With so many unknowns, one certainly must wonder what the first records of human history are. Artifacts and fossils provide some insight into the activity of pre-historic modern humans, yet there are no pieces of recorded history until sometime in the third millennium — these are very few and far between.

This week, for a change of pace, I thought we could look back and see exactly what these very first pieces of recorded history have to say about the world at that time.

SCORPION TOMB HIEROGLYPHS

As you may have guessed, the oldest recorded history comes out of ancient Egypt. The records are dated around 3,400-3,200 B.C. and are small hieroglyphs carved into bone found in the tomb of Scorpion I, presumed to be one of the first rulers of ancient Egypt.

The records reveal little as they are essentially ancient receipts for the exchange of grains and cloth. They do suggest, however, that some form of record keeping existed long before the creation of the Scorpion I hieroglyphs, yet none are known to exist today.

SUMERIAN BEER PAYSTUB

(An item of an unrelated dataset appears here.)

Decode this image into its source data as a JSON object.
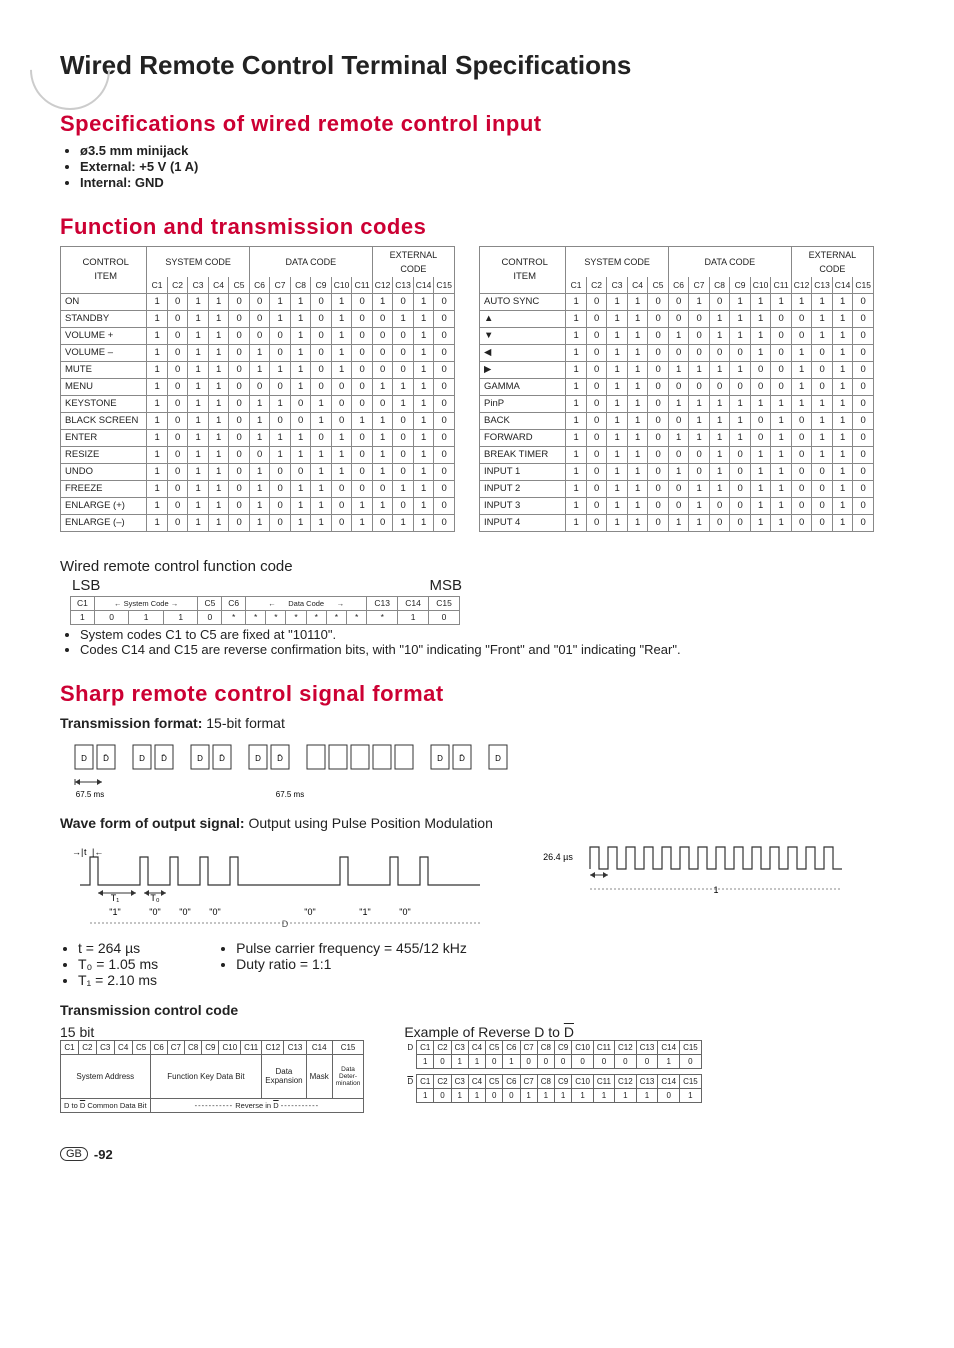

Beer has been a staple of modern humans for all of our known history. Though it didn’t fizz like today’s beer, had bits of grain floating in it, and was probably never served cold. Ancient humans enjoyed drinking beer as much as we do today.

In modern day Iraq, a 5,000-year-old Sumerian tablet was uncovered that was revealed to be a paystub. What was interesting is it appears that the worker was paid in beer. Though it may seem like low pay to us, in the third millennium, food and metal currency were scarce, so goods and services were often “as good as gold.”

HIEROGLYPHIC BILLBOARD

Near a modern village in Egypt, carved on a rock are some hieroglyphs that are estimated to be around 5,000 years old. These are some of the largest hieroglyphs ever found, and though they are not entirely decipherable, it’s assumed by many archaeologists and historians that they are either an advertisement or a statement of some sort. For that reason alone, the hieroglyphs have been nicknamed the “Billboard”

NARMER PALETTE

The next oldest record of history was found in 1898 in the Egyptian temple of Horus. Again, these are hieroglyphs, but they are valued for their exquisiteness and that the tablets are fully intact. Most agree that the tablets date to around 3,000 B.C. Unfortunately, historians and archeologists have yet to agree on the interpretations of the tablets. All that is known for sure is the tablets refer to Narmer, the First Dynasty king of Egypt.

SEAL OF SETH

In the tomb of Seth-Peribsen was found a clay seal that is believed to be the first “sentence” made entirely out of hieroglyphs. “The one of Ombos (Seth) has handed over the two realms to his son, the King of Upper and Lower Egypt, Peribsen.” The inscription is believed to be from approximately 2,900 B.C.

KESH TEMPLE HYMN

Found in modern day Iraq, the Kesh Temple Hymn is the oldest liturgy ever to be uncovered. It is guessed to be from 2,500 B.C. and has been fully translated. The hymn is a creation story and ode to a Sumerian God.

It’s often hard to fathom that we humans seem to know so much about the world around us, yet know so little about ourselves. For anyone who has ever wondered why we study history, they need only think of that. Undoubtedly our human ancestors felt the same and began to record certain aspects of life.

In an interesting twist of fate, their history is set in stone and has survived centuries of warfare, plague and everything else that humankind has endured. That being the case, one has to wonder, in our world of virtual technology where few records are physically recorded, what of our lives will endure the test of time? Will future humans look back and know what happened in the world, or are we creating a dark age of sorts that will leave future historians guessing as best they can?

I guess only time will tell.

Brian Haines is executive director of the McLeod County Historical Society and Museum, 380 School Road N.W., Hutchinson. The museum is open 10 a.m.-4 p.m. Monday through Friday, 1-4 p.m. Saturday and by appointment. Admission is free. For more information, call the museum at 320-587-2109.